Hello and welcome to the cyber very secure coding course.
My name is anywhere, and this is a WASP top 10 for 2013 a two broken authentication and session management medications, countermeasures and defenses. Now an overview of our defenses. We've basically talked about two different areas
broken authentication and session management.
Now, in terms of mitigations, countermeasures and defenses in broken authentication. We learned particularly from the demo that we cannot have our air messages or even our success messages
give Attackers any type of clue as to what may have changed between requests. So when we saw the failed attempt and we saw one message and then we saw a success when we saw a different message,
we were actually able to key off of the success message in the demo case
and the numerator, all of the user names in the
Another thing that we looked at is Theseus. Ample code where we never want a hard code, any credentials into our code for several reasons. We do not want to have this as part of the binary. It also means that you're using the same credentials in every single environment
from development. All the way to production.
So instead, what we want to do is we want to externalize thes credentials, either placing them in a property's file, a configuration file or database. And even when we do that, we want to make sure that the password itself is being protected through encryption.
We also talked about password policy enforcement. Now, this is where we make sure our users air not using dictionary words for their passwords.
We also want to enforce aging, which means passwords expire after a certain number of days, it must be reset.
Strength, of course, has to do with the length of passwords
and what could be contained in them. And then finally, we talked about good password. Management means that all passwords are hashed in the database and they include salts.
Now, in the area of session management,

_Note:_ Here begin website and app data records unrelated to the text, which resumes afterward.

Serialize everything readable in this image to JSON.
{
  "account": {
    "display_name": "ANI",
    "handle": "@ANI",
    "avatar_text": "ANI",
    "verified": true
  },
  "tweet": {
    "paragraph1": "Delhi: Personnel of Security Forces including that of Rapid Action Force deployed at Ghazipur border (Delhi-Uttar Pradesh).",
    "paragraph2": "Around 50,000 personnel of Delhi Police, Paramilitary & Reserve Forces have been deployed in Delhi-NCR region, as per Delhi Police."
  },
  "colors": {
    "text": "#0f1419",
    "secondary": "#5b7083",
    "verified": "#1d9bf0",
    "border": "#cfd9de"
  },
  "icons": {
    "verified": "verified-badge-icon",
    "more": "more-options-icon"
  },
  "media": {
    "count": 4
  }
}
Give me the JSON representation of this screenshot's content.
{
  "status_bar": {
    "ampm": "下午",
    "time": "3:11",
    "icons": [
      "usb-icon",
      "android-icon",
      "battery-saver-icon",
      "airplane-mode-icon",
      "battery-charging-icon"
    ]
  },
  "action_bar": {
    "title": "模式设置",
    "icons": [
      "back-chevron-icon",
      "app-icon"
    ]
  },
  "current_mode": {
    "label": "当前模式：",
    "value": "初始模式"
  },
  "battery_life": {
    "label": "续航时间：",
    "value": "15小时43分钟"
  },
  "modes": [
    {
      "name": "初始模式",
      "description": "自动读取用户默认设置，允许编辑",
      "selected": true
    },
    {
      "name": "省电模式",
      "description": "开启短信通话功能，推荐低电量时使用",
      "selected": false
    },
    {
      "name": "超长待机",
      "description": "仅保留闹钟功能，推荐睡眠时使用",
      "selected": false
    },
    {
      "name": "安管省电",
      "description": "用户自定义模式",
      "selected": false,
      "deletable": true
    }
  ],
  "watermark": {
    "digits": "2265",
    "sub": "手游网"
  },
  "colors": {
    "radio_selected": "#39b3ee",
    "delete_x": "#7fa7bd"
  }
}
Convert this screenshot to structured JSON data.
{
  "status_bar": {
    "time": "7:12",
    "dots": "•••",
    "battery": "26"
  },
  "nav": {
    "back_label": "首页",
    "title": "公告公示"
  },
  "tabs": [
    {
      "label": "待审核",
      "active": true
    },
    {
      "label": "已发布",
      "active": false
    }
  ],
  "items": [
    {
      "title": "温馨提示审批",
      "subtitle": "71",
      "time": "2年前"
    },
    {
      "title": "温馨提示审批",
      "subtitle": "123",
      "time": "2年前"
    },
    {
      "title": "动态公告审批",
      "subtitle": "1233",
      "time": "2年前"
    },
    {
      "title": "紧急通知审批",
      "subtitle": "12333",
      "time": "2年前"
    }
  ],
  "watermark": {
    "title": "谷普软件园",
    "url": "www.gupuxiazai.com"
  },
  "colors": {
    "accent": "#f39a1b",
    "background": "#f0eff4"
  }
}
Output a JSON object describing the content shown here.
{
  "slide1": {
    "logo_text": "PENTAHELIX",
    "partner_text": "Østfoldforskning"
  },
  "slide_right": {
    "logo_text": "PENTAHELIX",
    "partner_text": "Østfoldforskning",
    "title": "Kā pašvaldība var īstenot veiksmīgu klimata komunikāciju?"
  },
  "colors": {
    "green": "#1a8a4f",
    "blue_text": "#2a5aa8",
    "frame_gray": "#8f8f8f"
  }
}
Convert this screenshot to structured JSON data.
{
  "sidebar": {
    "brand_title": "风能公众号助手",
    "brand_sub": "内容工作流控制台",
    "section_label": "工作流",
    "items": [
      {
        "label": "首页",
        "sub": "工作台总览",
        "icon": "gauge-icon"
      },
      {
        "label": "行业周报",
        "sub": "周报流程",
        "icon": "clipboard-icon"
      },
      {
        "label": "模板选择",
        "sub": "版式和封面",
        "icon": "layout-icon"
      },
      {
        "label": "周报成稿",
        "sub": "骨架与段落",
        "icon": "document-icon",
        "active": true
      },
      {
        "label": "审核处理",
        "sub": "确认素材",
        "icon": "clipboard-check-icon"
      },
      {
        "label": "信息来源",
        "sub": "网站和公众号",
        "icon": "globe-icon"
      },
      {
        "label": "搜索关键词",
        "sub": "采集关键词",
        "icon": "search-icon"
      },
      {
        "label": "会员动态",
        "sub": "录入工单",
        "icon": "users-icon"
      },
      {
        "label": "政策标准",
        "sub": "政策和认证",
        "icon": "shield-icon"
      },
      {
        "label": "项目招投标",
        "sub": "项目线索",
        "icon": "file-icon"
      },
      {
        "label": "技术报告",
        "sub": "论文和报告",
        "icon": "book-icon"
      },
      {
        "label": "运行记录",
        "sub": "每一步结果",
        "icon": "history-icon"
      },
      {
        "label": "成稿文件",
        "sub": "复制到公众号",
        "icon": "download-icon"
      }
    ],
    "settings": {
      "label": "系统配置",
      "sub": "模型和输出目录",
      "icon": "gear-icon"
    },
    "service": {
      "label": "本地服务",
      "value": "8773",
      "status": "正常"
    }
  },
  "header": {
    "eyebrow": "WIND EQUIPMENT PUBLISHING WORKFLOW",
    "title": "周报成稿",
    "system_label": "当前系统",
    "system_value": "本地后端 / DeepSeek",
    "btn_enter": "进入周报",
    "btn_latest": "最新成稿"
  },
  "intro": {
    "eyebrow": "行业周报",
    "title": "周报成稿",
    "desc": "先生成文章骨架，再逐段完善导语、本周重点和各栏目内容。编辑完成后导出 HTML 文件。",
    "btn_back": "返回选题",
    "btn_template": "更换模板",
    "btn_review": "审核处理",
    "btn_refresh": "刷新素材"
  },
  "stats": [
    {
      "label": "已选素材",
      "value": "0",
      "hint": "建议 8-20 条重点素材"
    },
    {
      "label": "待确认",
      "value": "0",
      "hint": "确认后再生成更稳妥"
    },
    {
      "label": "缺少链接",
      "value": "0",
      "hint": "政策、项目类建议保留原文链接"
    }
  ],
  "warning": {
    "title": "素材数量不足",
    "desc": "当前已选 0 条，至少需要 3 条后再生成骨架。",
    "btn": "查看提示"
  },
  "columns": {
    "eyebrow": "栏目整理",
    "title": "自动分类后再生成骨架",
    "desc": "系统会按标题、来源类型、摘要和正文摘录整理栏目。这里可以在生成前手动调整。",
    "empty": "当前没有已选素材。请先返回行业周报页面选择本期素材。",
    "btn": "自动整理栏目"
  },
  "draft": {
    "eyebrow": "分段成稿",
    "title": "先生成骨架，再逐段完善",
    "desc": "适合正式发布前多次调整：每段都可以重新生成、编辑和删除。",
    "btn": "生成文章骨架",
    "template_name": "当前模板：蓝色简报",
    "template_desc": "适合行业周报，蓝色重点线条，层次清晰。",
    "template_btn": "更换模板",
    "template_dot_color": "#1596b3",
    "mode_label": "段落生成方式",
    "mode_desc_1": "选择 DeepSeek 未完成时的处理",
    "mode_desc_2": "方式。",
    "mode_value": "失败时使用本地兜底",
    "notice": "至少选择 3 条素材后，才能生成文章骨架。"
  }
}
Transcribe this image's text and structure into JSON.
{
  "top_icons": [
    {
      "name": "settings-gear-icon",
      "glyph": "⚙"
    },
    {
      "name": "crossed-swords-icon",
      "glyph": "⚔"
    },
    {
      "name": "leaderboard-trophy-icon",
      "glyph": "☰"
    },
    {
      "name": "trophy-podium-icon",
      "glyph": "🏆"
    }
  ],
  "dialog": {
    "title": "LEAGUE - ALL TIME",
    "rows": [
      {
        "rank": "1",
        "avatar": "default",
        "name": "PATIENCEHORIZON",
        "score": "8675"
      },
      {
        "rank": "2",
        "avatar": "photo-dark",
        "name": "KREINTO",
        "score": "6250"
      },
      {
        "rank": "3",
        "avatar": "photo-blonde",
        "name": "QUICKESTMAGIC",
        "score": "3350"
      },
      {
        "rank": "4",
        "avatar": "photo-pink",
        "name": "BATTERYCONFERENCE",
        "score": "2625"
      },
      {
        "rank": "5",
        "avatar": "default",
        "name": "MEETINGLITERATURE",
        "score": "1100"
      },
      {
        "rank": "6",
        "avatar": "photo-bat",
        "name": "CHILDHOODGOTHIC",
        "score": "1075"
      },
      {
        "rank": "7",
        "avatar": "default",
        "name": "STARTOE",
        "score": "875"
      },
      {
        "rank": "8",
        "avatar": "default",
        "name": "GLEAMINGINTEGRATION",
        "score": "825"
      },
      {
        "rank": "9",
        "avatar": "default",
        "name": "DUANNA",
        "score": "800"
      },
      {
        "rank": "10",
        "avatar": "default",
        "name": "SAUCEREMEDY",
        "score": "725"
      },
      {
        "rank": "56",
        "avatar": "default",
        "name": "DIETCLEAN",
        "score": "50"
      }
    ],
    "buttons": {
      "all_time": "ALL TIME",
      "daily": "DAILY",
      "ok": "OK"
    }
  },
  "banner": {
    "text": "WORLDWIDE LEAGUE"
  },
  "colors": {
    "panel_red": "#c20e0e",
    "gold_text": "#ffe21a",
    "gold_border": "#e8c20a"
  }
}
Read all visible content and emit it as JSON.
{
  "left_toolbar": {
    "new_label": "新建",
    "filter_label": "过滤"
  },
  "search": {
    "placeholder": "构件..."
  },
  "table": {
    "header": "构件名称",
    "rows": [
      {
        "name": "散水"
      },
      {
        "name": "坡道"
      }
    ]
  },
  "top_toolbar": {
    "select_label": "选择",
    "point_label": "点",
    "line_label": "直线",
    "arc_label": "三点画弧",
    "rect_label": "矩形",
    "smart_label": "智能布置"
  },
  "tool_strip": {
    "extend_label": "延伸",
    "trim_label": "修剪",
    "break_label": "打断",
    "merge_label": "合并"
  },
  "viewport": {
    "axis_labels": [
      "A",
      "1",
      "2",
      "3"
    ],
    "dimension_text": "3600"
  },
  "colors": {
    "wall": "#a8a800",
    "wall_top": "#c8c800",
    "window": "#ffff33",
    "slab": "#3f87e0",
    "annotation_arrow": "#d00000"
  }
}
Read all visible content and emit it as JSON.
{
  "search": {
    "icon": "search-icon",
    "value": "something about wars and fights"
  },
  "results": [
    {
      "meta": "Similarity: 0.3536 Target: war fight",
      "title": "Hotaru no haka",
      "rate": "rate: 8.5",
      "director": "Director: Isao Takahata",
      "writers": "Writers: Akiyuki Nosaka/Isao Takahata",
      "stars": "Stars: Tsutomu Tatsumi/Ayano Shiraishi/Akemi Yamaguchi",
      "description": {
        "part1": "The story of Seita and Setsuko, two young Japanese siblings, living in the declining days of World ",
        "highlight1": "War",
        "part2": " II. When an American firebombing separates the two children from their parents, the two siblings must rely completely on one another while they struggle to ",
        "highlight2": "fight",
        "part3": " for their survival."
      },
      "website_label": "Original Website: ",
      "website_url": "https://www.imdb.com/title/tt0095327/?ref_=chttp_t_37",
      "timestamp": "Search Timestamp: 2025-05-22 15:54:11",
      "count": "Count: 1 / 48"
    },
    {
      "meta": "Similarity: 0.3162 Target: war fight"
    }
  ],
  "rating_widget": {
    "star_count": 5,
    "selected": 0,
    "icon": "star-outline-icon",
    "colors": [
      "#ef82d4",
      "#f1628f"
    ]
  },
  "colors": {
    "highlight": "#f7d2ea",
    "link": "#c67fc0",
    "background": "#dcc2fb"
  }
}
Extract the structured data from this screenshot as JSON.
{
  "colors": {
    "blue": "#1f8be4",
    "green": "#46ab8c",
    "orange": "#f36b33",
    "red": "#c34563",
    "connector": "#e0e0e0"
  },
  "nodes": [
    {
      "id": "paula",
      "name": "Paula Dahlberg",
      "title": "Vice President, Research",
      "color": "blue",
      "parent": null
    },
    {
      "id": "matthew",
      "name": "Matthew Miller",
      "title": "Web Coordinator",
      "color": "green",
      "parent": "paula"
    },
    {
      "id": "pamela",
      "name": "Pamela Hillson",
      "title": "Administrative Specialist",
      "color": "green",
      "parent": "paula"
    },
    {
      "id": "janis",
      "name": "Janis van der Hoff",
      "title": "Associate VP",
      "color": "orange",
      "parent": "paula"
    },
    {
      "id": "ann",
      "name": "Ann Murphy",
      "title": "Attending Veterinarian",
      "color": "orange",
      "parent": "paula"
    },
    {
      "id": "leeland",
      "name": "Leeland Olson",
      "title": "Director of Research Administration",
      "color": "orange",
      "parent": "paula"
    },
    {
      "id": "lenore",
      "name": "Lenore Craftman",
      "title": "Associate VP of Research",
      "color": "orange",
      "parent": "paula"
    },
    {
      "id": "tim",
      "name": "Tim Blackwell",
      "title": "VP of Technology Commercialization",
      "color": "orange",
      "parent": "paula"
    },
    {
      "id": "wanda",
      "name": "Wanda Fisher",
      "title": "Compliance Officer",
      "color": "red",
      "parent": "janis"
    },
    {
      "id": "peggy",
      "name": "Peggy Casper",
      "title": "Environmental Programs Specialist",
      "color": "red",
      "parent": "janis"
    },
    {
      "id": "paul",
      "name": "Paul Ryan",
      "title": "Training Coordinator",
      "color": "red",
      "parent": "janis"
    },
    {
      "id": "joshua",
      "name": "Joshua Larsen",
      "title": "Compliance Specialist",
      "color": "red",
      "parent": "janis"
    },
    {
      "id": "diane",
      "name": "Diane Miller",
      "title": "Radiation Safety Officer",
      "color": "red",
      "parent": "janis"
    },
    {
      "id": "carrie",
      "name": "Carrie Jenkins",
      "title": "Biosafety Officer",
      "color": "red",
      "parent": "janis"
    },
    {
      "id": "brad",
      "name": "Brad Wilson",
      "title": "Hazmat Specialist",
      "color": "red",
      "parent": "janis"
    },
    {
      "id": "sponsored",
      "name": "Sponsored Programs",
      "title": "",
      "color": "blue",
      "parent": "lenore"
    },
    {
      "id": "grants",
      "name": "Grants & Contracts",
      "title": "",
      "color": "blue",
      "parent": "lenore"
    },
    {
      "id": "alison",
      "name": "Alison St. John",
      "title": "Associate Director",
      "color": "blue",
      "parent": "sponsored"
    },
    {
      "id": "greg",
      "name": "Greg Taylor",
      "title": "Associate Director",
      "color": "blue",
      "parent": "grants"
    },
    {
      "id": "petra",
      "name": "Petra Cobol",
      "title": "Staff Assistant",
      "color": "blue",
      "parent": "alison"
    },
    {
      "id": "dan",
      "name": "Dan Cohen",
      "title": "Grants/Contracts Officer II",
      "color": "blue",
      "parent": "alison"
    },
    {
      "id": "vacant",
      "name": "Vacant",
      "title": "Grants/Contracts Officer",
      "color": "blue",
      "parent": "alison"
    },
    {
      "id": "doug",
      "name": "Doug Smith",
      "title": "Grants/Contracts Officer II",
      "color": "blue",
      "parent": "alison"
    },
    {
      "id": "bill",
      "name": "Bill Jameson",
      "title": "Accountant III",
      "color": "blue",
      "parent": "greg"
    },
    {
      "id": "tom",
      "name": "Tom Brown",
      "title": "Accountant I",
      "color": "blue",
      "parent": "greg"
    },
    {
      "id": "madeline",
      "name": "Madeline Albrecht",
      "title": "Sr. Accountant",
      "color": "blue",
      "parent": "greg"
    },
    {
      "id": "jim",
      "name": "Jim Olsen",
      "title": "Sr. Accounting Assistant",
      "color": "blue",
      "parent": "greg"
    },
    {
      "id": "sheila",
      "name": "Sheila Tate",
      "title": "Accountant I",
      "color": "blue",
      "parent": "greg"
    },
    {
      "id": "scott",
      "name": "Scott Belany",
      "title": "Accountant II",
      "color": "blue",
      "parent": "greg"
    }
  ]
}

we've learned that we need to make sure our tokens, our session I D. S are unpredictable. Now, unpredictability is not going to come from a homegrown way of creating our randomness. We cannot use time stamps and things like that
as these are very easy to pick up on
by various attacker tools. And so we need to make sure unpredictability is done through secure randomness.
Also, we need to have expiration policies on our sessions, make sure that they time out after a reasonable amount of time. We also need to make sure that any kind of events like a log in or along out actually reset our session I. D. S.
We also need to protect our information, whether it's the communication, the traffic going back and forth between the browser and the server or the cookie. And we need to make sure that this protection comes over encryption T l s, of course, being what it is
preferred at this time.
We did speak about cookie security. The demo showed us some cookie manipulation with a very predictable cookie number that was being used for user I. D.
And we also know that the cookie needs to be protected with the HDP Onley and secure flags from manipulation.
Now let's take a look at the sample code that could be used to actually fix session fixation problem that we saw earlier.
So in the problem, we saw that the HDP response showed the cookie before log in and after log in. And in both cases, that session I d stored in the cookie remained the same.
So in order to address that particular problem, the first thing that we would need to do is actually go ahead and grab our current session. You're usually able to get this through the request object.
Then what you need to do is upon log and go ahead and invalidate that session,
and then you're going to go ahead and generate a new session. Now there might be attributes associated with the
original unauthenticated session that you want to retain. That's not a problem. You should be able to get those
attributes from that original session,
save them off and then assigned them to your new generated session.
So this concludes our
countermeasures in defenses. Let's move now into our labs.